--A PRC television crew recently visited Malawi and toured the country extensively while making a documentary. Chang stated that local PRC representation would have been needed to set up such a tour.
6. (C/NF) In possible connection to ref D request, Chang gently probed whether the USG had taken stock of PRC activities in Malawi and asked whether the USG had considered how changes in African recognition of Taiwan could affect Taiwan-PRC and US-Taiwan relations.
Pitch for Closer Local US-Taiwan Cooperation
7. (C/NF) Chang closed the meeting with a pitch for linking local USG and Taiwanese aid programs. Such a link, he explained, would benefit Taiwan "strategically," because the GOM would see severing ties with Taiwan as potentially threatening to USG programs as well.

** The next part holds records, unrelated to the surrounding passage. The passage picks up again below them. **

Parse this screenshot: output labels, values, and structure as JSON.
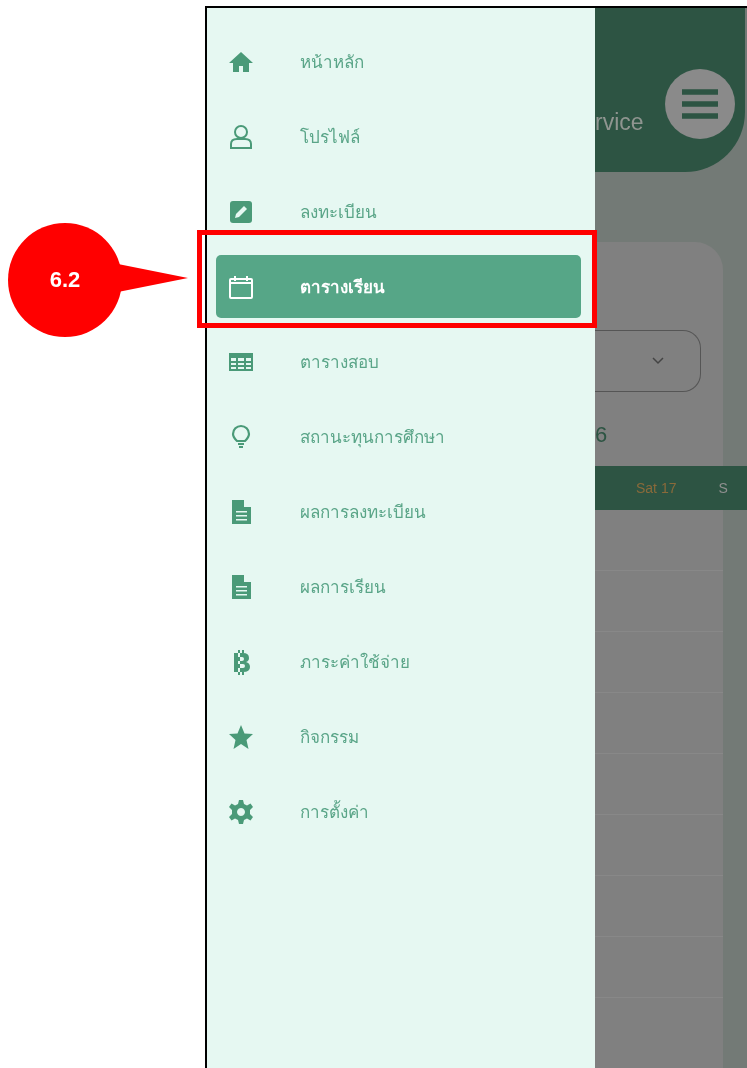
{
  "annotation": {
    "label": "6.2"
  },
  "drawer": {
    "items": [
      {
        "kind": "home",
        "label": "หน้าหลัก",
        "selected": false
      },
      {
        "kind": "user",
        "label": "โปรไฟล์",
        "selected": false
      },
      {
        "kind": "edit",
        "label": "ลงทะเบียน",
        "selected": false
      },
      {
        "kind": "calendar",
        "label": "ตารางเรียน",
        "selected": true
      },
      {
        "kind": "table",
        "label": "ตารางสอบ",
        "selected": false
      },
      {
        "kind": "bulb",
        "label": "สถานะทุนการศึกษา",
        "selected": false
      },
      {
        "kind": "document",
        "label": "ผลการลงทะเบียน",
        "selected": false
      },
      {
        "kind": "document",
        "label": "ผลการเรียน",
        "selected": false
      },
      {
        "kind": "baht",
        "label": "ภาระค่าใช้จ่าย",
        "selected": false
      },
      {
        "kind": "star",
        "label": "กิจกรรม",
        "selected": false
      },
      {
        "kind": "gear",
        "label": "การตั้งค่า",
        "selected": false
      }
    ]
  },
  "background_app": {
    "header_title": "rvice",
    "year": "6",
    "day_columns": [
      "Sat 17",
      "S"
    ]
  }
}
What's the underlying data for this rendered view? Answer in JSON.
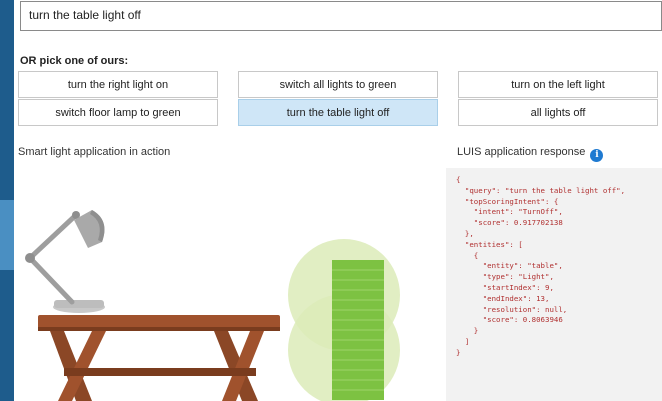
{
  "query": {
    "value": "turn the table light off"
  },
  "pick": {
    "title": "OR pick one of ours:",
    "buttons": [
      "turn the right light on",
      "switch all lights to green",
      "turn on the left light",
      "switch floor lamp to green",
      "turn the table light off",
      "all lights off"
    ]
  },
  "scene": {
    "label": "Smart light application in action"
  },
  "response": {
    "label": "LUIS application response",
    "info": "i",
    "json_lines": [
      "{",
      "  \"query\": \"turn the table light off\",",
      "  \"topScoringIntent\": {",
      "    \"intent\": \"TurnOff\",",
      "    \"score\": 0.917702138",
      "  },",
      "  \"entities\": [",
      "    {",
      "      \"entity\": \"table\",",
      "      \"type\": \"Light\",",
      "      \"startIndex\": 9,",
      "      \"endIndex\": 13,",
      "      \"resolution\": null,",
      "      \"score\": 0.8063946",
      "    }",
      "  ]",
      "}"
    ]
  },
  "colors": {
    "selected_button": "#cfe6f7",
    "json_text": "#b03030",
    "lamp_green": "#7dc242",
    "table_wood": "#a0522d"
  }
}
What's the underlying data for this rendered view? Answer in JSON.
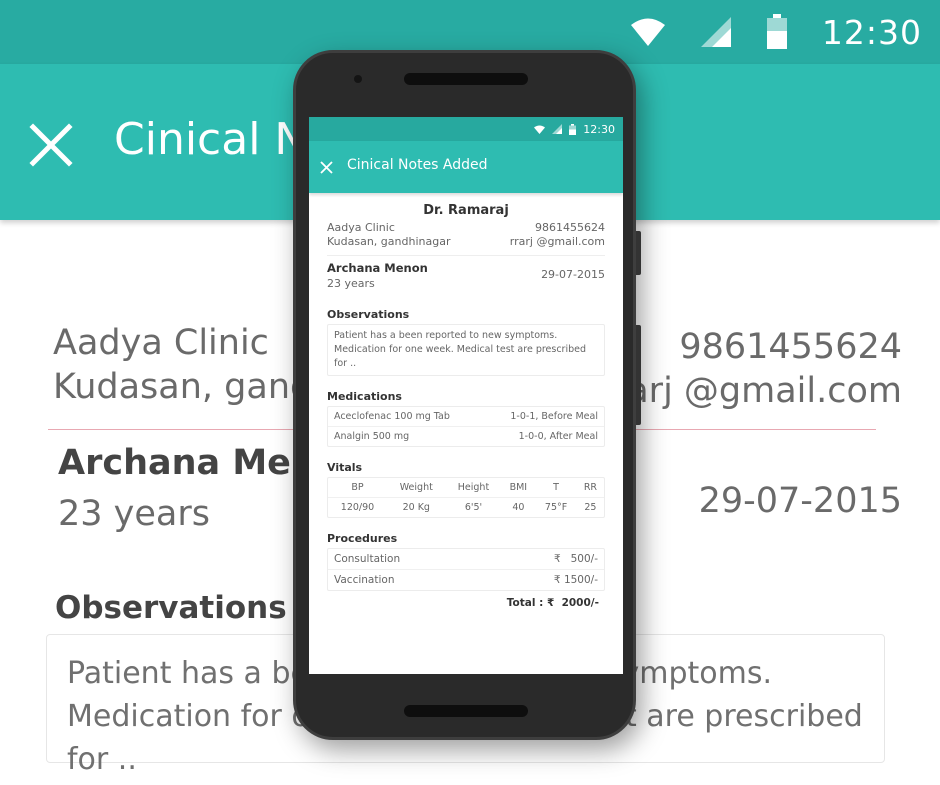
{
  "status_bar": {
    "time": "12:30"
  },
  "background": {
    "title": "Cinical Notes Added",
    "clinic_name": "Aadya Clinic",
    "clinic_address": "Kudasan, gandhinagar",
    "phone": "9861455624",
    "email": "rrarj @gmail.com",
    "patient_name": "Archana Menon",
    "patient_age": "23 years",
    "visit_date": "29-07-2015",
    "observations_heading": "Observations",
    "observations_text": "Patient has a been reported to new symptoms. Medication for one week. Medical test are prescribed for .."
  },
  "phone_screen": {
    "time": "12:30",
    "title": "Cinical Notes Added",
    "doctor": "Dr.  Ramaraj",
    "clinic_name": "Aadya Clinic",
    "clinic_address": "Kudasan, gandhinagar",
    "phone": "9861455624",
    "email": "rrarj @gmail.com",
    "patient_name": "Archana Menon",
    "patient_age": "23 years",
    "visit_date": "29-07-2015",
    "observations_heading": "Observations",
    "observations_text": "Patient has a been reported to new symptoms. Medication for one week. Medical test are prescribed for ..",
    "medications_heading": "Medications",
    "medications": [
      {
        "name": "Aceclofenac 100 mg Tab",
        "dosage": "1-0-1, Before Meal"
      },
      {
        "name": "Analgin 500 mg",
        "dosage": "1-0-0, After Meal"
      }
    ],
    "vitals_heading": "Vitals",
    "vitals_headers": [
      "BP",
      "Weight",
      "Height",
      "BMI",
      "T",
      "RR"
    ],
    "vitals_values": [
      "120/90",
      "20 Kg",
      "6'5'",
      "40",
      "75°F",
      "25"
    ],
    "procedures_heading": "Procedures",
    "procedures": [
      {
        "name": "Consultation",
        "price": "₹   500/-"
      },
      {
        "name": "Vaccination",
        "price": "₹ 1500/-"
      }
    ],
    "total_label": "Total :",
    "total_value": "₹  2000/-"
  },
  "colors": {
    "accent": "#2ebcb1",
    "status_bar": "#28aba2",
    "divider": "#e8a8b2"
  },
  "icons": [
    "wifi-icon",
    "cellular-signal-icon",
    "battery-icon",
    "close-icon"
  ]
}
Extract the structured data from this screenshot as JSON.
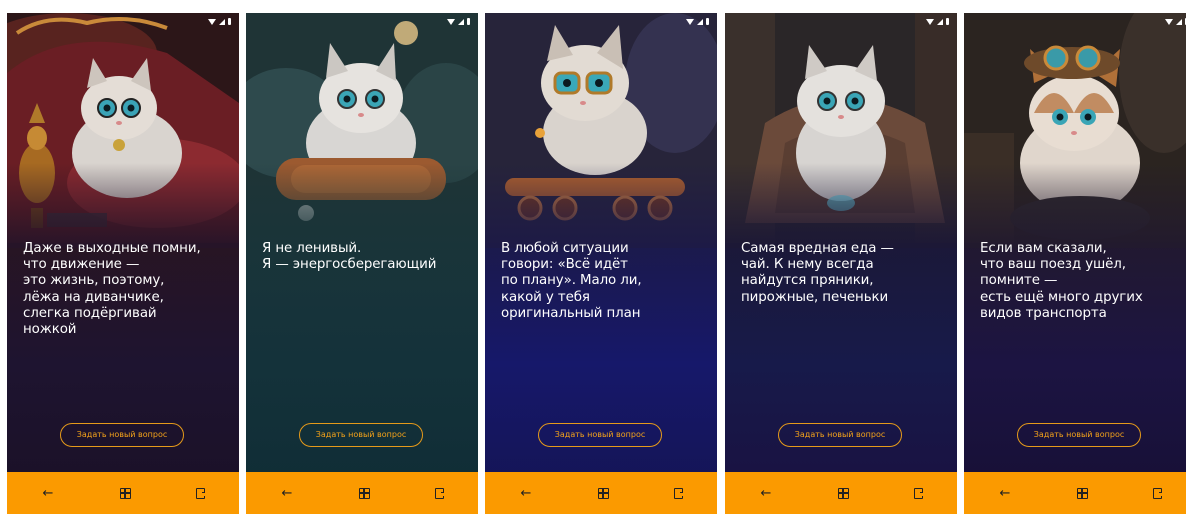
{
  "colors": {
    "accent": "#FB9A00",
    "button_outline": "#E59A1A",
    "quote_text": "#FFFFFF"
  },
  "screens": [
    {
      "illustration": "cat-with-glasses-on-sofa",
      "quote": "Даже в выходные помни,\nчто движение —\nэто жизнь, поэтому,\nлёжа на диванчике,\nслегка подёргивай\nножкой",
      "ask_button_label": "Задать новый вопрос"
    },
    {
      "illustration": "fluffy-cat-with-glasses-on-pillow",
      "quote": "Я не ленивый.\nЯ — энергосберегающий",
      "ask_button_label": "Задать новый вопрос"
    },
    {
      "illustration": "kitten-with-glasses-on-skateboard",
      "quote": "В любой ситуации\nговори: «Всё идёт\nпо плану». Мало ли,\nкакой у тебя\nоригинальный план",
      "ask_button_label": "Задать новый вопрос"
    },
    {
      "illustration": "cat-with-glasses-in-cloak",
      "quote": "Самая вредная еда —\nчай. К нему всегда\nнайдутся пряники,\nпирожные, печеньки",
      "ask_button_label": "Задать новый вопрос"
    },
    {
      "illustration": "kitten-with-goggles-steampunk",
      "quote": "Если вам сказали,\nчто ваш поезд ушёл,\nпомните —\nесть ещё много других\nвидов транспорта",
      "ask_button_label": "Задать новый вопрос"
    }
  ],
  "nav": {
    "back_icon": "←",
    "home_icon": "home-grid-icon",
    "exit_icon": "exit-icon"
  }
}
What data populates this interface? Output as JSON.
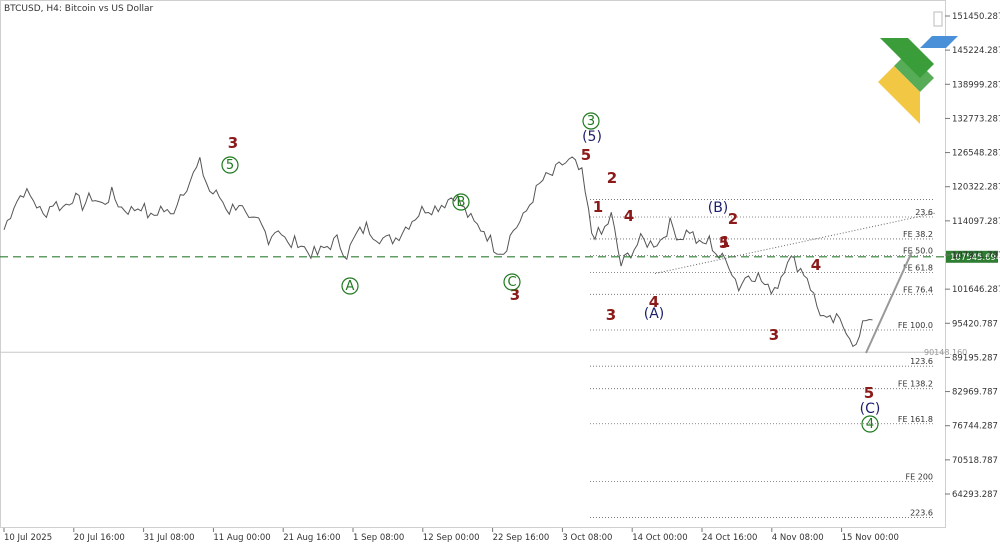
{
  "header": {
    "title": "BTCUSD, H4:  Bitcoin vs US Dollar"
  },
  "colors": {
    "price": "#555555",
    "wave_red": "#8b1a1a",
    "wave_green": "#1f7a1f",
    "wave_blue": "#1e1e6e",
    "support_line": "#2e7d32",
    "badge_bg": "#2e7d32",
    "logo_green": "#3a9d3a",
    "logo_yellow": "#f2c744",
    "logo_blue": "#4a90d9"
  },
  "icons": [
    "scroll-handle-icon",
    "brand-logo-icon"
  ],
  "chart_data": {
    "type": "line",
    "title": "BTCUSD, H4:  Bitcoin vs US Dollar",
    "x_labels": [
      "10 Jul 2025",
      "20 Jul 16:00",
      "31 Jul 08:00",
      "11 Aug 00:00",
      "21 Aug 16:00",
      "1 Sep 08:00",
      "12 Sep 00:00",
      "22 Sep 16:00",
      "3 Oct 08:00",
      "14 Oct 00:00",
      "24 Oct 16:00",
      "4 Nov 08:00",
      "15 Nov 00:00"
    ],
    "y_ticks": [
      "151450.287",
      "145224.287",
      "138999.287",
      "132773.287",
      "126548.287",
      "120322.287",
      "114097.287",
      "107871.787",
      "101646.287",
      "95420.787",
      "89195.287",
      "82969.787",
      "76744.287",
      "70518.787",
      "64293.287"
    ],
    "ylim": [
      64293.287,
      151450.287
    ],
    "series": [
      {
        "values": [
          112500,
          117000,
          119500,
          118000,
          115000,
          117500,
          116500,
          118500,
          117000,
          118500,
          117000,
          119000,
          116500,
          116000,
          117000,
          114500,
          116500,
          115000,
          119000,
          121500,
          124500,
          119500,
          118500,
          116000,
          117500,
          113500,
          114000,
          111000,
          113000,
          109500,
          110500,
          108500,
          108000,
          109500,
          110500,
          108000,
          111500,
          113000,
          111500,
          110500,
          111000,
          113000,
          115000,
          116500,
          116500,
          117500,
          119000,
          116000,
          113500,
          112500,
          109500,
          108500,
          112500,
          114500,
          118500,
          121500,
          122500,
          124500,
          125000,
          122500,
          112000,
          111500,
          115000,
          106000,
          108500,
          110500,
          110000,
          110500,
          113500,
          111000,
          112500,
          109500,
          110500,
          107500,
          106500,
          102000,
          104500,
          104000,
          101500,
          102500,
          107500,
          106000,
          104000,
          98500,
          95500,
          96000,
          94500,
          91000,
          96500
        ]
      }
    ],
    "current_price": "107545.694",
    "lower_marker": "90148.160",
    "fib_levels": [
      "23.6",
      "FE 38.2",
      "FE 50.0",
      "FE 61.8",
      "FE 76.4",
      "FE 100.0",
      "123.6",
      "FE 138.2",
      "FE 161.8",
      "FE 200",
      "223.6"
    ],
    "wave_labels": {
      "red": [
        "3",
        "3",
        "4",
        "5",
        "2",
        "1",
        "4",
        "5",
        "3",
        "2",
        "1",
        "3",
        "4",
        "5"
      ],
      "green_circled": [
        "5",
        "A",
        "B",
        "C",
        "3",
        "4"
      ],
      "blue": [
        "(5)",
        "(A)",
        "(B)",
        "(C)"
      ]
    }
  }
}
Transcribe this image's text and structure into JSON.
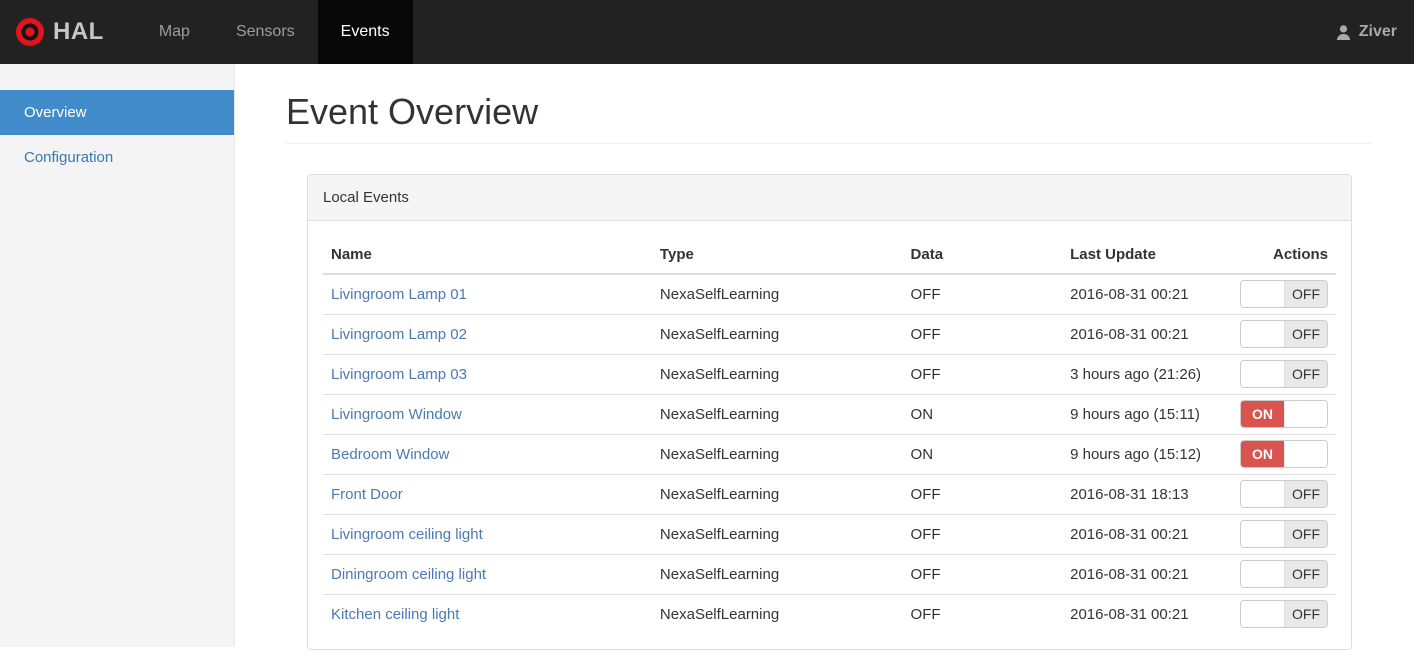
{
  "navbar": {
    "brand": "HAL",
    "items": [
      {
        "label": "Map",
        "active": false
      },
      {
        "label": "Sensors",
        "active": false
      },
      {
        "label": "Events",
        "active": true
      }
    ],
    "user": "Ziver"
  },
  "sidebar": {
    "items": [
      {
        "label": "Overview",
        "active": true
      },
      {
        "label": "Configuration",
        "active": false
      }
    ]
  },
  "main": {
    "title": "Event Overview",
    "panel": {
      "title": "Local Events",
      "table": {
        "columns": [
          "Name",
          "Type",
          "Data",
          "Last Update",
          "Actions"
        ],
        "rows": [
          {
            "name": "Livingroom Lamp 01",
            "type": "NexaSelfLearning",
            "data": "OFF",
            "last_update": "2016-08-31 00:21",
            "toggle": "OFF"
          },
          {
            "name": "Livingroom Lamp 02",
            "type": "NexaSelfLearning",
            "data": "OFF",
            "last_update": "2016-08-31 00:21",
            "toggle": "OFF"
          },
          {
            "name": "Livingroom Lamp 03",
            "type": "NexaSelfLearning",
            "data": "OFF",
            "last_update": "3 hours ago (21:26)",
            "toggle": "OFF"
          },
          {
            "name": "Livingroom Window",
            "type": "NexaSelfLearning",
            "data": "ON",
            "last_update": "9 hours ago (15:11)",
            "toggle": "ON"
          },
          {
            "name": "Bedroom Window",
            "type": "NexaSelfLearning",
            "data": "ON",
            "last_update": "9 hours ago (15:12)",
            "toggle": "ON"
          },
          {
            "name": "Front Door",
            "type": "NexaSelfLearning",
            "data": "OFF",
            "last_update": "2016-08-31 18:13",
            "toggle": "OFF"
          },
          {
            "name": "Livingroom ceiling light",
            "type": "NexaSelfLearning",
            "data": "OFF",
            "last_update": "2016-08-31 00:21",
            "toggle": "OFF"
          },
          {
            "name": "Diningroom ceiling light",
            "type": "NexaSelfLearning",
            "data": "OFF",
            "last_update": "2016-08-31 00:21",
            "toggle": "OFF"
          },
          {
            "name": "Kitchen ceiling light",
            "type": "NexaSelfLearning",
            "data": "OFF",
            "last_update": "2016-08-31 00:21",
            "toggle": "OFF"
          }
        ]
      }
    }
  },
  "colors": {
    "navbar_bg": "#222222",
    "navbar_active_bg": "#080808",
    "sidebar_active_bg": "#428bca",
    "link": "#337ab7",
    "toggle_on": "#d9534f",
    "toggle_off": "#e8e8e8",
    "logo_red": "#e3131e"
  }
}
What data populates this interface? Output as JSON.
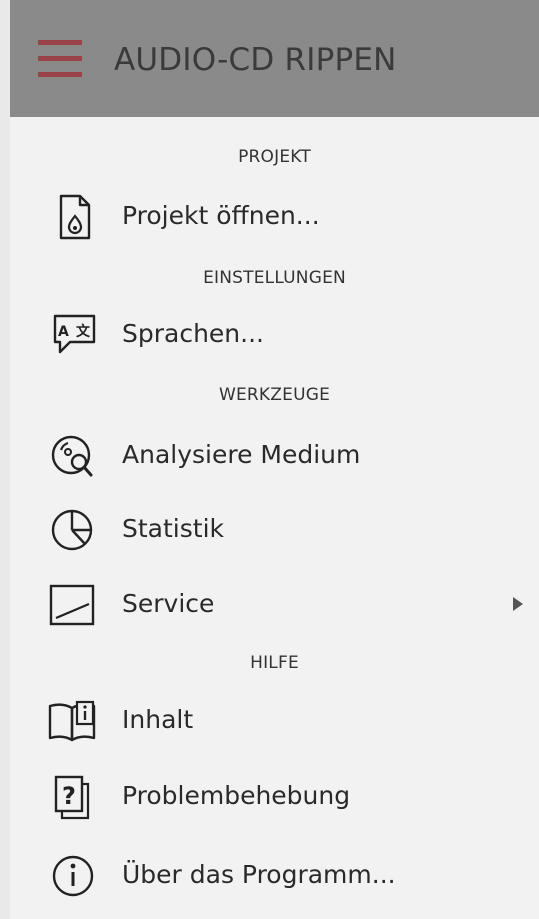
{
  "header": {
    "title": "AUDIO-CD RIPPEN",
    "menu_icon": "hamburger-icon",
    "accent_color": "#9b4248"
  },
  "sections": {
    "projekt": {
      "label": "PROJEKT",
      "items": [
        {
          "label": "Projekt öffnen...",
          "icon": "open-project-document-icon"
        }
      ]
    },
    "einstellungen": {
      "label": "EINSTELLUNGEN",
      "items": [
        {
          "label": "Sprachen...",
          "icon": "language-speech-bubble-icon"
        }
      ]
    },
    "werkzeuge": {
      "label": "WERKZEUGE",
      "items": [
        {
          "label": "Analysiere Medium",
          "icon": "analyze-disc-magnifier-icon"
        },
        {
          "label": "Statistik",
          "icon": "pie-chart-icon"
        },
        {
          "label": "Service",
          "icon": "service-box-icon",
          "has_submenu": true
        }
      ]
    },
    "hilfe": {
      "label": "HILFE",
      "items": [
        {
          "label": "Inhalt",
          "icon": "book-info-icon"
        },
        {
          "label": "Problembehebung",
          "icon": "question-pages-icon"
        },
        {
          "label": "Über das Programm...",
          "icon": "info-circle-icon"
        }
      ]
    }
  }
}
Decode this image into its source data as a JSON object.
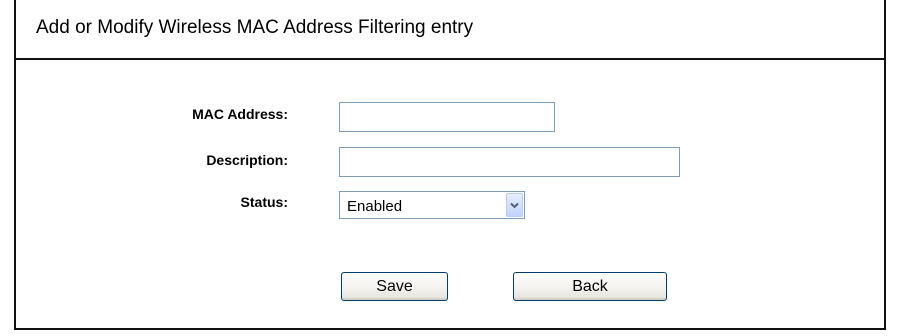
{
  "page": {
    "title": "Add or Modify Wireless MAC Address Filtering entry"
  },
  "form": {
    "mac_address_label": "MAC Address:",
    "mac_address_value": "",
    "description_label": "Description:",
    "description_value": "",
    "status_label": "Status:",
    "status_selected": "Enabled"
  },
  "buttons": {
    "save_label": "Save",
    "back_label": "Back"
  },
  "icons": {
    "select_arrow": "chevron-down-icon"
  },
  "colors": {
    "border": "#111111",
    "input_border": "#7f9db9",
    "button_border": "#003c74",
    "arrow_color": "#4d6185"
  }
}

8. (C/NF) We wonder if Chang's reasoning for USG-Taiwanese aid cooperation is partly behind Taiwan's recent fervent attempts to link its local HIV/AIDS programs with CDC efforts (refs B and C). As for Taiwanese fears about its official ties with Malawi, Taiwan managed a similar transition ten years ago from the thirty-year dictatorship of Hastings Banda to President Muluzi's UDF. Malawi has a long history of selling diplomatic recognition to those willing to pay, and a successful transition would probably only be a matter of arranging for a large enough suitcase of cash.